====== Entries provided

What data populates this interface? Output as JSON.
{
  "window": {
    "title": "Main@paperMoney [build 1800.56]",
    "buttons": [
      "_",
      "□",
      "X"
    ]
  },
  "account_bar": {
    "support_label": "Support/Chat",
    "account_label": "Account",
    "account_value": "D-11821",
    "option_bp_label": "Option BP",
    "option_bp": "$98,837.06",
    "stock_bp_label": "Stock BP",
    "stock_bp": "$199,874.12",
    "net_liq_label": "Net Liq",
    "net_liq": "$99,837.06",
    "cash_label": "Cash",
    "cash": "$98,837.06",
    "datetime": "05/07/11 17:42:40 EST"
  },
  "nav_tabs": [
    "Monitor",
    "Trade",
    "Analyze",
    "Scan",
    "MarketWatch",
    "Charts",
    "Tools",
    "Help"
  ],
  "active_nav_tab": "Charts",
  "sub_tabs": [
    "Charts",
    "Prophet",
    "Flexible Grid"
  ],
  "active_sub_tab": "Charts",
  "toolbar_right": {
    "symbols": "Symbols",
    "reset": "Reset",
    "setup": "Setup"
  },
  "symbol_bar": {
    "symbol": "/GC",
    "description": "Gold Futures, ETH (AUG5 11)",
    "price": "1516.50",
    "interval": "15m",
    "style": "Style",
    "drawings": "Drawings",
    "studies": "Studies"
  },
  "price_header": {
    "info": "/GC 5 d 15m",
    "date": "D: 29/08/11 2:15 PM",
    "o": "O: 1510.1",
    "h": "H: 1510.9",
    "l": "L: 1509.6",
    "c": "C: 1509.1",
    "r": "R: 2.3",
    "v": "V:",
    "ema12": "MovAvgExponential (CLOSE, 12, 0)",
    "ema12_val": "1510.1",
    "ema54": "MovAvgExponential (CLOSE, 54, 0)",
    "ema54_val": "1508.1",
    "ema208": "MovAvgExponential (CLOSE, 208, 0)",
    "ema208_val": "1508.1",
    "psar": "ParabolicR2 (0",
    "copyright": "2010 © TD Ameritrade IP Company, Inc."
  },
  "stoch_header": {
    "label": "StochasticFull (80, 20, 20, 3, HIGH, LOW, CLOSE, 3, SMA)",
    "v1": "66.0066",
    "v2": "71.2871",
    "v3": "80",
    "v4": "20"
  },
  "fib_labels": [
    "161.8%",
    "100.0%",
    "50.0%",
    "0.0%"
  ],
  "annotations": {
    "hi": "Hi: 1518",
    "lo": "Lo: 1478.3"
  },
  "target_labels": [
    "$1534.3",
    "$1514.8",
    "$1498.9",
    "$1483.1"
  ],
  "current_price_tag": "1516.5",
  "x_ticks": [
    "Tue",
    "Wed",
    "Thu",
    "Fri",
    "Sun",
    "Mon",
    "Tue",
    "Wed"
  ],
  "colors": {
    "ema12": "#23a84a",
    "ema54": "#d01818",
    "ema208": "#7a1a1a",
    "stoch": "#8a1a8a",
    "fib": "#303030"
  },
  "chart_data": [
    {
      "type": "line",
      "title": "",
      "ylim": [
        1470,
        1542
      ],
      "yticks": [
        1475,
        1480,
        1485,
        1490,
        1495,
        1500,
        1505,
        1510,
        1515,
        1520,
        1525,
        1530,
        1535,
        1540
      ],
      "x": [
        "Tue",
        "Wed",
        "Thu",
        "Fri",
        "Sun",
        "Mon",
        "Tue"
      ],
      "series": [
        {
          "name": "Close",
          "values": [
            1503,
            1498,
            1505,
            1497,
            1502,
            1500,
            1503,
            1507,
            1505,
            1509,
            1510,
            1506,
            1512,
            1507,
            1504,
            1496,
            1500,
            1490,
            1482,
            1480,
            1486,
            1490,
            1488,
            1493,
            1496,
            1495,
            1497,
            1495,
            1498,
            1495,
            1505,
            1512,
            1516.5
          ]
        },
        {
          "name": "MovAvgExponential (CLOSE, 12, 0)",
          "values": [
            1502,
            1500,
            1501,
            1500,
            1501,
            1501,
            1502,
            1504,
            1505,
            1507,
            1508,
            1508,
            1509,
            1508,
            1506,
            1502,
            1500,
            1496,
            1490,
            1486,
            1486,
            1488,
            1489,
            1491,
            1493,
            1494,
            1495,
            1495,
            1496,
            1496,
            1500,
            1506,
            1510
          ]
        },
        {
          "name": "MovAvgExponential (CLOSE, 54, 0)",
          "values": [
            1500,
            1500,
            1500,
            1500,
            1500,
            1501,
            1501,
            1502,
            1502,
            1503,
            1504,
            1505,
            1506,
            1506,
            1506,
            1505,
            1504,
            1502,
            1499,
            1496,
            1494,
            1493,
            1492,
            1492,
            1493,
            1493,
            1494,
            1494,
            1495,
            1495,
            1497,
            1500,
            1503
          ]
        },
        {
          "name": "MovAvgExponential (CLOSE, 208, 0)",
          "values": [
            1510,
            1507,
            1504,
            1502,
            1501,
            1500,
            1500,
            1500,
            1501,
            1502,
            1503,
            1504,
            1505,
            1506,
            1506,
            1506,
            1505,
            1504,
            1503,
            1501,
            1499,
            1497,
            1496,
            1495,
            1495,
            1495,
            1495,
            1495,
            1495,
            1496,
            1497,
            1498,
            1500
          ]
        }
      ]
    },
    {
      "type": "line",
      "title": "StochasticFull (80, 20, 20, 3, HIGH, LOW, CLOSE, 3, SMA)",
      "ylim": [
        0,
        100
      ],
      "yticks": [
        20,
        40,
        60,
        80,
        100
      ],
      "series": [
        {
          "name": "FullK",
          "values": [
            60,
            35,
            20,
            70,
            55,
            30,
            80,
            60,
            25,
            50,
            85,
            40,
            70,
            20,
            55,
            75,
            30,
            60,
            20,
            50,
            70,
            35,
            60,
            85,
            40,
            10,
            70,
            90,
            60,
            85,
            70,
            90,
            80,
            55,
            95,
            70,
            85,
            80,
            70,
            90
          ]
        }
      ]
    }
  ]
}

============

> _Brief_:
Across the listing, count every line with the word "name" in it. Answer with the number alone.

> _Output below_:
5